* Prompt *
Please copy out all lines of the entries that contain the word "植物租赁".

*** Block opens ***

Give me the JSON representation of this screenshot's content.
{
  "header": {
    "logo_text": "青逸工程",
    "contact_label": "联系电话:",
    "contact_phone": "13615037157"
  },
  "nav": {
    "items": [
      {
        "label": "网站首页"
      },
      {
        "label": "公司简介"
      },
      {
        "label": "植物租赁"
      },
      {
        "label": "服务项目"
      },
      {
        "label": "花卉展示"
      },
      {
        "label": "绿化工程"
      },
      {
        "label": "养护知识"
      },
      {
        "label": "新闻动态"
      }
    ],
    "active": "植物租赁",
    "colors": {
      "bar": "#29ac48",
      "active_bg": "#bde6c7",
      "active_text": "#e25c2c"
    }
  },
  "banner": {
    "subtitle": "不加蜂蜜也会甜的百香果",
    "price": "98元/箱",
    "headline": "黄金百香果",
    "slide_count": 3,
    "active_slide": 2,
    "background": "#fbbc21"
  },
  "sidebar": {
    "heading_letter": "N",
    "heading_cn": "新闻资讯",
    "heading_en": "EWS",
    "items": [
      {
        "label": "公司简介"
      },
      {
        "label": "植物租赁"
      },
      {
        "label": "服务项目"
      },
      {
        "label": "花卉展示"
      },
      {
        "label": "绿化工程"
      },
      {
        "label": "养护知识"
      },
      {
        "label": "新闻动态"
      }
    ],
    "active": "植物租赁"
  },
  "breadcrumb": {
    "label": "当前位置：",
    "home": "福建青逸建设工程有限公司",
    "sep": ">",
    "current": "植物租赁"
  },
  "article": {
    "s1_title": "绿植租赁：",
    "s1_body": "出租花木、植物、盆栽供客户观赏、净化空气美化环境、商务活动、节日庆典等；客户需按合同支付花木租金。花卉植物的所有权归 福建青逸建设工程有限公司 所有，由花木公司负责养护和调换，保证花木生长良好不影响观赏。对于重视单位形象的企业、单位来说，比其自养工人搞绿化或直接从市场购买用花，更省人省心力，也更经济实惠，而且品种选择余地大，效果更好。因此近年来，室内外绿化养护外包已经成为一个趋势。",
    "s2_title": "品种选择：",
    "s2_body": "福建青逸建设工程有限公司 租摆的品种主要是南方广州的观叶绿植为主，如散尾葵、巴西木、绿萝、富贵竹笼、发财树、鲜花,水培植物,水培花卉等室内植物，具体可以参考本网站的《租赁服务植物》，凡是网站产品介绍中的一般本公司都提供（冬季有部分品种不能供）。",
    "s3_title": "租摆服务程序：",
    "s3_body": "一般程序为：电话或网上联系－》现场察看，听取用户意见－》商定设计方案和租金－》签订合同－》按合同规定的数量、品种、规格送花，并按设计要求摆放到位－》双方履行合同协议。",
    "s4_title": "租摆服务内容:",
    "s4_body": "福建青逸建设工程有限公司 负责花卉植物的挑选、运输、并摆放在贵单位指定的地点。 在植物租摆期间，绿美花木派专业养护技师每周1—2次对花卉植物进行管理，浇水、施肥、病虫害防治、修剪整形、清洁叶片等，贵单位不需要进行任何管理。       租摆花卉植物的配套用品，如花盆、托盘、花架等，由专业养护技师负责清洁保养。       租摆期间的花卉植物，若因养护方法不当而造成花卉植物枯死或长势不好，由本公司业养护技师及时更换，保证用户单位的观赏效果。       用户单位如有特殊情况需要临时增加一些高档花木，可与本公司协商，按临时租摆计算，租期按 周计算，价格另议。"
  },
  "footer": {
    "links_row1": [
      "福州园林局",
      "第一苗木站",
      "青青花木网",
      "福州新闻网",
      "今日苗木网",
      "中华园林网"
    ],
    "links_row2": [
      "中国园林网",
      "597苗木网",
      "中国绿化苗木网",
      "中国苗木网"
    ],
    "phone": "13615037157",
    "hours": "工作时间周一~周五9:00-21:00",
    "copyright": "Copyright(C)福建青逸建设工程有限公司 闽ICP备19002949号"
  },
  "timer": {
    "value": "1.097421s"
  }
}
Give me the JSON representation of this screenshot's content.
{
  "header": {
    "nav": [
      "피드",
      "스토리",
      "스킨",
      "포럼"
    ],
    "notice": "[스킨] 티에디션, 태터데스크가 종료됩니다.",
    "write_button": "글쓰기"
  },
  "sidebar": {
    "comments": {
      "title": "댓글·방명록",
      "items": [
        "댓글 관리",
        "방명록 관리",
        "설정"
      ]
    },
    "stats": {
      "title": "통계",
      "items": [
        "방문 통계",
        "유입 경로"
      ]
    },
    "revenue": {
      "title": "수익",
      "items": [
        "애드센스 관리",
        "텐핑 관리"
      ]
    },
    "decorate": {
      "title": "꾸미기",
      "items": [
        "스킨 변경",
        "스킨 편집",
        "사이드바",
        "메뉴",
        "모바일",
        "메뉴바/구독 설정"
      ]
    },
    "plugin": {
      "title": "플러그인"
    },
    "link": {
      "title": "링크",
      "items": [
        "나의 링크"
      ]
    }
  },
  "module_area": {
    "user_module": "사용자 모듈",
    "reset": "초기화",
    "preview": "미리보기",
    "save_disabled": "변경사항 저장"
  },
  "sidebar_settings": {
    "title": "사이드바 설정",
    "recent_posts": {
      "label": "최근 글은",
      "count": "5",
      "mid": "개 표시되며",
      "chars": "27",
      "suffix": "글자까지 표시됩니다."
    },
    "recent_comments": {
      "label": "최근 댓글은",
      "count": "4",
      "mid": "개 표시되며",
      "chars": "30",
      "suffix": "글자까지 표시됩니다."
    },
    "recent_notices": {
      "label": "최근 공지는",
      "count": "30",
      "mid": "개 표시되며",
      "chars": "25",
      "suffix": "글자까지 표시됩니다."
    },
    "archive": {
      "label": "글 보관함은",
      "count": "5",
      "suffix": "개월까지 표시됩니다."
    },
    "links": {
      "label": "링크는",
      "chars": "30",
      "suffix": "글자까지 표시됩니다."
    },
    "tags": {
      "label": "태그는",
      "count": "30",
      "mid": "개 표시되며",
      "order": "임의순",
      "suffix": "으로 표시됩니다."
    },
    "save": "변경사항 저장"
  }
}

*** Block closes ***

* Answer to this problem *
        "label": "植物租赁"
    "active": "植物租赁",
        "label": "植物租赁"
    "active": "植物租赁"
    "current": "植物租赁"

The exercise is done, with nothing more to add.